by THEA ANDREA MAGUERIANO and JOHN PATRICK MAGNO RANARA
In collaboration with the National Museum of the Philippines, the embassy of Mexico in the Philippines presented Dia de los Muertos at the National Museum of Fine Arts from Nov. 5 to 17.
The exhibition showcased the traditional Mexican Ofrenda where a collection of symbolic objects is on ritual display during the celebration of Día de los Muertos. The expo also showed photo exhibits and ink on silk artworks.
Día de los Muertos, which translates to Day of the Dead, is Mexico and the world’s living and intangible heritage. The celebration lasts from November 1 to 2. For the indigenous Mexicans, the souls are believed to go back to their homes during those days. Unlike the traditional all souls day, Dia de los Muertos is celebrated with music and colorful flowers, identical to a Philippine festival.
Marchemos Cantado (Let’s march and sing) — Manuel Baldemor (2014)
Ink on silk artwork, Baldemor chooses to center his work on singing praises to God. Skeletons bringing flowers and frolicking a guitar were depicted on silk. The work also has a written phrase “Marchemos cantado con gozo y fervor para ir saludando las glorias de Dios!” which directly translates to “Let us sing with joy and fervor to go greeting the glories of God”. Baldemor trajects the focus of the viewers to the festive ambiance of the celebration.

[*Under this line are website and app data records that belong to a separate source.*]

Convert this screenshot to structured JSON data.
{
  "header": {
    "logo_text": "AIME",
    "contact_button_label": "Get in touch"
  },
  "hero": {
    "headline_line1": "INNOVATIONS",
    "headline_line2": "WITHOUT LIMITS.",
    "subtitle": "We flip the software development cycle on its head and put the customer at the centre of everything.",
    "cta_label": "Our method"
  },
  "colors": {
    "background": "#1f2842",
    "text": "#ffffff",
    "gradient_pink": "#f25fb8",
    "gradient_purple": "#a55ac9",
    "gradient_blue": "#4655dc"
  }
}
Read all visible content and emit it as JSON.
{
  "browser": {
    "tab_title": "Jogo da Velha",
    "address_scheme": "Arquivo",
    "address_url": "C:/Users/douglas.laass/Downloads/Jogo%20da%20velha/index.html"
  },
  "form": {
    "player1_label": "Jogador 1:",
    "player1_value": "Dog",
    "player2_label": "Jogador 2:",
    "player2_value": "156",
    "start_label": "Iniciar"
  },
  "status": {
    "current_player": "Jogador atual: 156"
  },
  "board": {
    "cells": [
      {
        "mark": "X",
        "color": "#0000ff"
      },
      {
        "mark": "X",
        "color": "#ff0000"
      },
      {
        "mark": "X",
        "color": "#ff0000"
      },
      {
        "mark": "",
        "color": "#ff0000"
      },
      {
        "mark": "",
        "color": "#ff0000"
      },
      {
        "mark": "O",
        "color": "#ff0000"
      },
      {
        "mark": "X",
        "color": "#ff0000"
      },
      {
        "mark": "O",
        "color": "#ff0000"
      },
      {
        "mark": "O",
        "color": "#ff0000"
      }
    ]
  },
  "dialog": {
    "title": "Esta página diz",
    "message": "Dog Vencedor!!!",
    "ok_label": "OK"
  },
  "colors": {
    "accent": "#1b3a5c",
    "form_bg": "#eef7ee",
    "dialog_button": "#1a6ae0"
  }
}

Por Una Mujer Que Adoro (For a woman I love) — Manuel Baldemor (2014)
Por Una Mujer Que Adoro is a song for the woman he loves and promised eternity with. Having to stand beside his special someone and enjoy his music made him feel more alive than mortals. Baldemor, unlike some of his ink on silk paintings, placed emphasis on the woman on the artwork. The couple wore extravagant clothes and were presented to be joyful.
Pareja de catrines (Catrines couple) — Andrea Morales Muñoz (2008)
The photo bears two skeletons wearing Mexican clothes looking above the dusky touch of a November night, surrounded by a sea of candles and cempasúchil (flowers of the dead). Though skeletons are typically used as a tactic to scare in many horror-themed materials, Muñoz’s photo adds a layer of a romantic flavor to them, suggesting that the dead are seen as beautiful rather than scary.
Espérame en el cielo (Wait for me in heaven) — Maye Nazzoure (2009)
The bond between loving spouses is an unbending one until the slow yet sudden arrival of death comes to finally sever it. Nazzoure’s photo shows an elderly woman wrapped in blankets as she sits by what seems to be the grave of her deceased husband, forming a melancholic face as she looks up in the sky, longing for her other half. The photo gives off a sad yet poignant message of love transcending even the unstoppable passage of death.
Tumba decorada (Decorated tomb) — Ariel Norberto Mendoza Baños (2009)
Part of what makes the celebration of Día de los Muertos special is its tradition of decorating the graves with cempasúchil, as it is said that the flowers’ colors and aroma guide the dead to the world of the living so they can celebrate with their loved ones. In the Philippines, Filipinos also practice a similar tradition by lighting up candles beside the graves and offering flowers as a sign of respect.
Pa’ Mi Altar (For my altar) — Nicolás Cárdenas Reyes (2010)
Pa’ Mi Altar centers on possibly a grandfather, who is unable to stand straight, still urges to go to the market to buy cempasúchil for his altar. Reyes exhibits the portrait in a way where the beauty of the cempasúchil makes the day of the dead beauteous. The grandfather, although old, pushed to seek cempasúchil for the altar. Reyes captured the photo at an angle where the beautiful cempasúchil and the emotions of the men are seen.
Nostalgia — Victor Hugo Casillas Romo (2011)
Nostalgia focuses on a man waiting for the sound of his violin to be heard by his love. The subject is restlessly sitting while holding his instrument as he obviously shows a crestfallen expression. Romo showcased the colors gray for the graves and orange for the cempasúchil, which indicates the way to this world for the dead. The photo, although obviously scripted, showed the natural longingness of man.
Desfile de Día de Muertos, Ciudad de México (Day of the Dead Parade, Mexico City) — Alejandra Uruiza Ocaranza (2010)
In contrast to the skeletons and graves void of life, Ocaranza’s photo embodies the colorful parade held during Día de los Muertos. A skull-faced woman clad in a lively dress dazzles the crowd with her large fans decorated with cempasúchil. The scene demonstrates that Día de los Muertos is not simply remembering those who have passed, but it is also a time for cheers, claps, and blooming smiles.
The exhibit incorporates the power of photography, painting, and a large, colorful layout of Mexican culture’s traditional ofrenda around the room. It is also showcasing sceneries of candlelit graves and flower-speckled cemeteries to help the audience experience what actually takes place during Día de los Muertos.F